▶ [Provided data]:

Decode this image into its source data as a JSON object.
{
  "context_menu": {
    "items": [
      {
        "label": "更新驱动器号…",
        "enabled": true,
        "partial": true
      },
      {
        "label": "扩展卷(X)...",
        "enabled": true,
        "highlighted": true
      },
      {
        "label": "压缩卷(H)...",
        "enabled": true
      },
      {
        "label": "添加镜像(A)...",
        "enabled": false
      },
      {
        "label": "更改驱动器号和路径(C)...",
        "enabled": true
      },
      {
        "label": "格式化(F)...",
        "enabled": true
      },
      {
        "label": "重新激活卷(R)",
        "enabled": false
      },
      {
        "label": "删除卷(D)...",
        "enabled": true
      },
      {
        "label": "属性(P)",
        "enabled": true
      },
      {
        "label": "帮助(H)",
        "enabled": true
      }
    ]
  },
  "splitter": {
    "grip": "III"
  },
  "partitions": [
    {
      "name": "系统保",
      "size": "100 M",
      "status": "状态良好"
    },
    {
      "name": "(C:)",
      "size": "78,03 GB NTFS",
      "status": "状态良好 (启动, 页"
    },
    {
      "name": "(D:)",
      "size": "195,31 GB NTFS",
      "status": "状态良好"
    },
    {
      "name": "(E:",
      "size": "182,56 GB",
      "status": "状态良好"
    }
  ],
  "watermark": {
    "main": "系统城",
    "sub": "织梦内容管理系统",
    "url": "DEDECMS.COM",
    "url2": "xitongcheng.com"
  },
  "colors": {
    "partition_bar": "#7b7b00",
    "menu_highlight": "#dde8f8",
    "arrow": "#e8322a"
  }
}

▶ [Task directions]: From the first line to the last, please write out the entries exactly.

▶ [Written response]:
Decode this image into its source data as a JSON object.
{
  "context_menu": {
    "items": [
      {
        "label": "更新驱动器号…",
        "enabled": true,
        "partial": true
      },
      {
        "label": "扩展卷(X)...",
        "enabled": true,
        "highlighted": true
      },
      {
        "label": "压缩卷(H)...",
        "enabled": true
      },
      {
        "label": "添加镜像(A)...",
        "enabled": false
      },
      {
        "label": "更改驱动器号和路径(C)...",
        "enabled": true
      },
      {
        "label": "格式化(F)...",
        "enabled": true
      },
      {
        "label": "重新激活卷(R)",
        "enabled": false
      },
      {
        "label": "删除卷(D)...",
        "enabled": true
      },
      {
        "label": "属性(P)",
        "enabled": true
      },
      {
        "label": "帮助(H)",
        "enabled": true
      }
    ]
  },
  "splitter": {
    "grip": "III"
  },
  "partitions": [
    {
      "name": "系统保",
      "size": "100 M",
      "status": "状态良好"
    },
    {
      "name": "(C:)",
      "size": "78,03 GB NTFS",
      "status": "状态良好 (启动, 页"
    },
    {
      "name": "(D:)",
      "size": "195,31 GB NTFS",
      "status": "状态良好"
    },
    {
      "name": "(E:",
      "size": "182,56 GB",
      "status": "状态良好"
    }
  ],
  "watermark": {
    "main": "系统城",
    "sub": "织梦内容管理系统",
    "url": "DEDECMS.COM",
    "url2": "xitongcheng.com"
  },
  "colors": {
    "partition_bar": "#7b7b00",
    "menu_highlight": "#dde8f8",
    "arrow": "#e8322a"
  }
}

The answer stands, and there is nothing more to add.